Question: I have trouble with leaking gas tanks. I bought a new Ford Thunderbird in 1978, and everything was fine for about two years until it started leaking. I would patch a section and then shortly after another area would start to leak. I finally said to myself: "No more Fords." In 1985, I bought a new Chevy pickup. It was fine for about two years, and then the same thing started to happen again. I took the tank cover off and painted it with a rust-inhibiting paint, but it didn't help. I suspect that my problem might be that methanol was mixed in with my gas, since I have read that you need a special gas tank to use with methanol. Could this be my problem? And is it possible to buy a test kit to see if I am being ripped off?--J.J.
Answer: It is possible that methanol, which is a type of alcohol, is being added to your gas without your knowledge.
Ordinary gas tanks have a special plating inside called terne, which is a lead tin plating that is used to retard corrosion of the steel tank. It is not uncommon for water to collect in gasoline, so the terne plating is supposed to prevent water from rusting out the tank.
Methanol is very corrosive and can eat through the terne. If methanol is properly blended and contains corrosion inhibitors, then it usually can be used safely. But once a pinhole develops in the terne, the methanol can eat through the carbon steel outer tank.
It is typical for persons using high concentrations of methanol regularly to refit their vehicles with stainless-steel tanks, which cannot be corroded by even badly blended methanol. One alternative fuel that needs a stainless-steel tank is called M-85, consisting of 85% methanol and 15% gasoline.
Ford, General Motors and Nissan recommend against using fuels that contain more than 5% methanol. Chrysler, Toyota, Mazda and Honda recommend against using fuel that contains any methanol.
Many states, including California, have laws requiring gasoline retailers to state whether their fuel contains alcohol. Generally, fuels do not contain alcohol because it is more expensive than gasoline, even with federal tax incentives. But alcohol does boost octane, and it is sometimes used for that purpose and as a gas line antifreeze. You shouldn't confuse methanol and ethanol, another type of alcohol that isn't as corrosive.
As for a test kit, they are not generally available. If a chemist were to look for alcohol, he would measure a given volume of gasoline in a graduated laboratory cylinder and then add a quantity of water. If alcohol is present, it will combine with the water and result in an apparent increase in the water volume and a reduction in the gasoline volume. For example, if you were to mix 100 cubic centimeters of fuel that contained 10% alcohol and 10 cubic centimeters of water, you would end up with only 90 cubic centimeters of fuel and 20 of water.

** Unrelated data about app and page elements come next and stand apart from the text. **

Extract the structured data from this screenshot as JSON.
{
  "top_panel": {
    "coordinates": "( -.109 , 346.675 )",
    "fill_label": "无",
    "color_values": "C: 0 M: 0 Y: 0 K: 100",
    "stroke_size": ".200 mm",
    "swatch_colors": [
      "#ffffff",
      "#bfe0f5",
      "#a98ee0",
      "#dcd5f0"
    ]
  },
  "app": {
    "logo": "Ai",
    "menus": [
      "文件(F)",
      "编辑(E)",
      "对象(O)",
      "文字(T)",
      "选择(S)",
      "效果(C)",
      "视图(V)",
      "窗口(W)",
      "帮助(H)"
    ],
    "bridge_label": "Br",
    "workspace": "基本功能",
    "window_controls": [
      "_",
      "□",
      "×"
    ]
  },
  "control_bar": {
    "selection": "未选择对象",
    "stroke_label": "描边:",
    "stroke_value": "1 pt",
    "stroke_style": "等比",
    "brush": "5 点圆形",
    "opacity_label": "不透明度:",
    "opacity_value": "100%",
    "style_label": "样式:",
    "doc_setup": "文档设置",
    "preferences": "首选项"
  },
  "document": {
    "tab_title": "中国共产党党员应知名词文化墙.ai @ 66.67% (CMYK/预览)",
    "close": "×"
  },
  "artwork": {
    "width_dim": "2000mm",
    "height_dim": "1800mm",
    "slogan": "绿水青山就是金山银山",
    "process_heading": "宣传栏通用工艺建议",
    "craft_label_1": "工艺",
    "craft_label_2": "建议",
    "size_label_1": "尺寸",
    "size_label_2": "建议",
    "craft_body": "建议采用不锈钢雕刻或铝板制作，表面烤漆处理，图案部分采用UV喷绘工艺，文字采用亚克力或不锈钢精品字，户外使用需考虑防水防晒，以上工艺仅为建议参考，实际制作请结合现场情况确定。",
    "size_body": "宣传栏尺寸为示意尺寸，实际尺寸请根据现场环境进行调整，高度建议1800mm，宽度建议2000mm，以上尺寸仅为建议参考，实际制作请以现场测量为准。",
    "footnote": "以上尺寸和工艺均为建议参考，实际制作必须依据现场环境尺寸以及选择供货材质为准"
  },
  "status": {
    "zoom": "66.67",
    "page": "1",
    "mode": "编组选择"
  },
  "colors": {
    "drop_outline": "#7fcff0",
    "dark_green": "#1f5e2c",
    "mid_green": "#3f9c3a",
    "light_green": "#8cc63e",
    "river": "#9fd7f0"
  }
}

Q: I have a 1985 Oldsmobile Cutlass Supreme, purchased new and driven only 12,340 miles. Service station attendants have always added water to the reservoir, but the dealer told me to not let anybody add fluid. But if they don't add the water, the car seems to overheat. No leaks were found when the cooling system was pressure-tested. What could be the problem?--M.M.
A: If you have to add water periodically, you may have a leak somewhere in the system. A pressure test, in which a mechanic puts a gauge on the radiator and adds pressure to the system, should have verified that it is leaking.
Whenever a motorist has a difficult-to-diagnose cooling problem, it always pays to make the lowest-cost and most obvious repairs first. Try replacing your radiator cap. It has two valves on it, one that allows pressure to be released from the system and another to allow fluid to be drawn back into the radiator. A malfunctioning valve could cause the problem and would not show up in a pressure test.
Vartabedian cannot answer mail personally but will respond in this column to automotive questions of general interest. Do not telephone. Write to Your Wheels, You section, The Times, Times Mirror Square, Los Angeles 90053.